Assignment: Filter the data for "JSON" and copy matching lines.

Entries provided:
"""

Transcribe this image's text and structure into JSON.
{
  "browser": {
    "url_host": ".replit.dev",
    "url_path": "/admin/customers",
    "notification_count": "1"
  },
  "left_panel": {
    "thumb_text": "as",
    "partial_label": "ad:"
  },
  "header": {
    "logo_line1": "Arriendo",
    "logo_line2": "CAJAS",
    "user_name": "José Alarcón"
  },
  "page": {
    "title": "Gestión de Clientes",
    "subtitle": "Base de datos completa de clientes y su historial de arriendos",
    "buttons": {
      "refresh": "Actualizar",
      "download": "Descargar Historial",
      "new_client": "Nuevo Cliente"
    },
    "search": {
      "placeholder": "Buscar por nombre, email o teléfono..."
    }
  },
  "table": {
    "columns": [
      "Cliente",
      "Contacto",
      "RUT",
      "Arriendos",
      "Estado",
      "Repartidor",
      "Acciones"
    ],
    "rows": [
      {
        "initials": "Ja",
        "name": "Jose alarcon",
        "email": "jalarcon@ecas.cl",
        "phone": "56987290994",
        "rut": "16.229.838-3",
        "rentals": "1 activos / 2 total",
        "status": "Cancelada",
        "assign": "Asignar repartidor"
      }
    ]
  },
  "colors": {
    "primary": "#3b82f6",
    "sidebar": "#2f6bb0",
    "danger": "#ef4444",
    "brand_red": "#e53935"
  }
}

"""
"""

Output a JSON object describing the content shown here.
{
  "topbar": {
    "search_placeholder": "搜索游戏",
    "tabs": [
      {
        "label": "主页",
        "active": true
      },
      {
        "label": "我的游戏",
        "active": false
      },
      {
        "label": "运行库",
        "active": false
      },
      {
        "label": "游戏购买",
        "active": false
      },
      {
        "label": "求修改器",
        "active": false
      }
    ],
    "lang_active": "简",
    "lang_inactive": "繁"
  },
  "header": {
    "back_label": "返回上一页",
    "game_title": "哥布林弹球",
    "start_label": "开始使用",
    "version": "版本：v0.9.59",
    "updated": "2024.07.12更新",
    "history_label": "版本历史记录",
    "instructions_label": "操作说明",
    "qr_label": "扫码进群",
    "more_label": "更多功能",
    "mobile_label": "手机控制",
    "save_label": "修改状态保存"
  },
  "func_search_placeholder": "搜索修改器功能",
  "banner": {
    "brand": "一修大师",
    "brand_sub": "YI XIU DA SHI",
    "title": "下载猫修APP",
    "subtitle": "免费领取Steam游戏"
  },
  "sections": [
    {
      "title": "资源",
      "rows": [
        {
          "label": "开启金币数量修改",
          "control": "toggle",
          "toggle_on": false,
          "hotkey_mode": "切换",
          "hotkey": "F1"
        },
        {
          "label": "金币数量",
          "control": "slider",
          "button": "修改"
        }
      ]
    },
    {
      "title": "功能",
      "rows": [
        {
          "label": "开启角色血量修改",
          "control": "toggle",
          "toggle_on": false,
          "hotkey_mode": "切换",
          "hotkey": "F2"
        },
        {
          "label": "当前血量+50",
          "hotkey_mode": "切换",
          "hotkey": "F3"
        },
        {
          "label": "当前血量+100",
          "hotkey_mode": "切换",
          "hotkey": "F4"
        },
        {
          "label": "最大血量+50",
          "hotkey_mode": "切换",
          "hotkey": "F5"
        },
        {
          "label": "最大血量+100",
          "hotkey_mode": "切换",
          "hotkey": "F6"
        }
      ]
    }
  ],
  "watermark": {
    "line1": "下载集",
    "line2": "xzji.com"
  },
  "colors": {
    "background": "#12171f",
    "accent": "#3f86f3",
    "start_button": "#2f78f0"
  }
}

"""
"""

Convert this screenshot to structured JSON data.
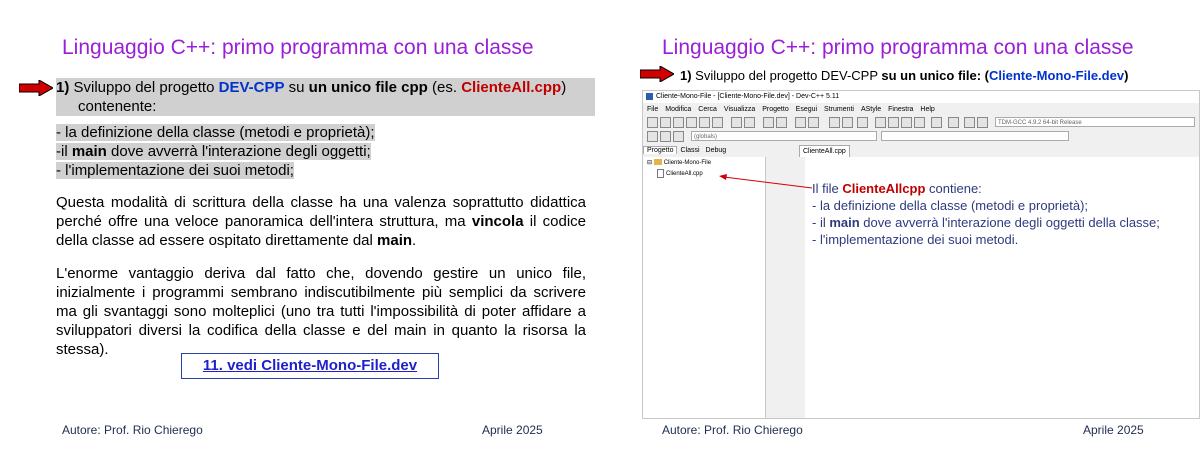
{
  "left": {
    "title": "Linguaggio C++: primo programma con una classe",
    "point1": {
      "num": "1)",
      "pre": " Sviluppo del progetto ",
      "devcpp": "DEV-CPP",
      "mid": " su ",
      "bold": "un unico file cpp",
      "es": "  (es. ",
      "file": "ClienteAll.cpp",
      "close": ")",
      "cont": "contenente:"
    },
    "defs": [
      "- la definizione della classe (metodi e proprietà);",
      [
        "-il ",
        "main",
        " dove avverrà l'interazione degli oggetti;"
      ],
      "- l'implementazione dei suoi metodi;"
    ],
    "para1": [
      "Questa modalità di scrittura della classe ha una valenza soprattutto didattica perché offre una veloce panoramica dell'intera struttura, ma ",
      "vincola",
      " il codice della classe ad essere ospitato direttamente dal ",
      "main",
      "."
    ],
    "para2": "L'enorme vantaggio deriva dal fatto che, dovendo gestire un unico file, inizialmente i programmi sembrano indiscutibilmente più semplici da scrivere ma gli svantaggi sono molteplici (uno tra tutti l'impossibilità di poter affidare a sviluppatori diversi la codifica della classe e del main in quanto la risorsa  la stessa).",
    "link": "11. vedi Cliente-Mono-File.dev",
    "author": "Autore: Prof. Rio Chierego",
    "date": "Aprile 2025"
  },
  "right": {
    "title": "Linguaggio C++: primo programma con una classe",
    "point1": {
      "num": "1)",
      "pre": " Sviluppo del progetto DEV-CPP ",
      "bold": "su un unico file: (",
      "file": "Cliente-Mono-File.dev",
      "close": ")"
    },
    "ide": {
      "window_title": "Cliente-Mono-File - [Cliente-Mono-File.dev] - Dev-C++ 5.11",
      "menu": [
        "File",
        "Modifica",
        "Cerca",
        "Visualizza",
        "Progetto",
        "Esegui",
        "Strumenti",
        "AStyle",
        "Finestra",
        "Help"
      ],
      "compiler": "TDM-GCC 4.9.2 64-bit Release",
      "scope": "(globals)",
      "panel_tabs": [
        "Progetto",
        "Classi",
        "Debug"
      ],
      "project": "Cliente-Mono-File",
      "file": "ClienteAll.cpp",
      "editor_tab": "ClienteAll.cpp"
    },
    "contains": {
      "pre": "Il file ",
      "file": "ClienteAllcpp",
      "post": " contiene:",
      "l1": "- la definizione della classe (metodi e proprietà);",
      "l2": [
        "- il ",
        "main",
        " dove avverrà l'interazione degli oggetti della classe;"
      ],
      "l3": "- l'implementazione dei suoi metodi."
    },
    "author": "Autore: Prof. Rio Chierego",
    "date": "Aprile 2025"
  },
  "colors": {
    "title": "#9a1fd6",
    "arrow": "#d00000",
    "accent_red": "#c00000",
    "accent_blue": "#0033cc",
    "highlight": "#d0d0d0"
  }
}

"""

Exercise answer:
Transcribe this image's text and structure into JSON.
Output a JSON object describing the content shown here.
Convert this screenshot to structured JSON data.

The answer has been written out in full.